**Task goal**
Give back each line of the listing below that contains the string "Local".

Start of Task data

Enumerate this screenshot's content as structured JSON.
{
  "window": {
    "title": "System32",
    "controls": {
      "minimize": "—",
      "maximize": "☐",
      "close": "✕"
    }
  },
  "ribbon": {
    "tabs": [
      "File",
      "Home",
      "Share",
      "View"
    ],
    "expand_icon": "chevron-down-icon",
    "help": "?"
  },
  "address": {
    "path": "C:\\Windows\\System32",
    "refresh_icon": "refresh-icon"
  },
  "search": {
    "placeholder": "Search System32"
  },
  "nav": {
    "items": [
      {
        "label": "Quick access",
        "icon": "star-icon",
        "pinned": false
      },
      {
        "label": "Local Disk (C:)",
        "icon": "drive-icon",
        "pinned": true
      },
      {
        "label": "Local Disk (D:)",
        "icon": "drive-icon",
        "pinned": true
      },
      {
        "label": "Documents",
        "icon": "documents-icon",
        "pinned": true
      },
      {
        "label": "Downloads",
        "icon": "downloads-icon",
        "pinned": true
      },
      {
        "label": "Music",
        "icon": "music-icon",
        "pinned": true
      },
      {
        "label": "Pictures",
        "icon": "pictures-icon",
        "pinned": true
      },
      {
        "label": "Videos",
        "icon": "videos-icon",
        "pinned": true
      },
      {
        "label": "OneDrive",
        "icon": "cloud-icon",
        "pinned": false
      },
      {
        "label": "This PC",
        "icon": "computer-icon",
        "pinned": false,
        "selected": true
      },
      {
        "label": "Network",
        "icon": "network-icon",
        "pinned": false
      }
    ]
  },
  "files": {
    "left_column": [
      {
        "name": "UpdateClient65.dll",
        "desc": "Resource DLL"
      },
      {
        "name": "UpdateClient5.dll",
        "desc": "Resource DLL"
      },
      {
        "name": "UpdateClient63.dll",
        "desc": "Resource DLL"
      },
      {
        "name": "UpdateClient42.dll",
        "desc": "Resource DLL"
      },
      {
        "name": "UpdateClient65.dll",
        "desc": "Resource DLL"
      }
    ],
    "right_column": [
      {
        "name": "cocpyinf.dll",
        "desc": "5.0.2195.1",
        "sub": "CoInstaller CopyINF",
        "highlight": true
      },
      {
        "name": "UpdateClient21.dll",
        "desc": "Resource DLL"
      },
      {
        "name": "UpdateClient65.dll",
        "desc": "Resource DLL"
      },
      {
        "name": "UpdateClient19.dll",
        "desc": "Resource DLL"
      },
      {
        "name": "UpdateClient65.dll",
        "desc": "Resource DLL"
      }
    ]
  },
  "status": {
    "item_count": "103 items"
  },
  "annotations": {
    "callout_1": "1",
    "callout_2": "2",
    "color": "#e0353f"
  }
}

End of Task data

**Written answer**
        "label": "Local Disk (C:)",
        "label": "Local Disk (D:)",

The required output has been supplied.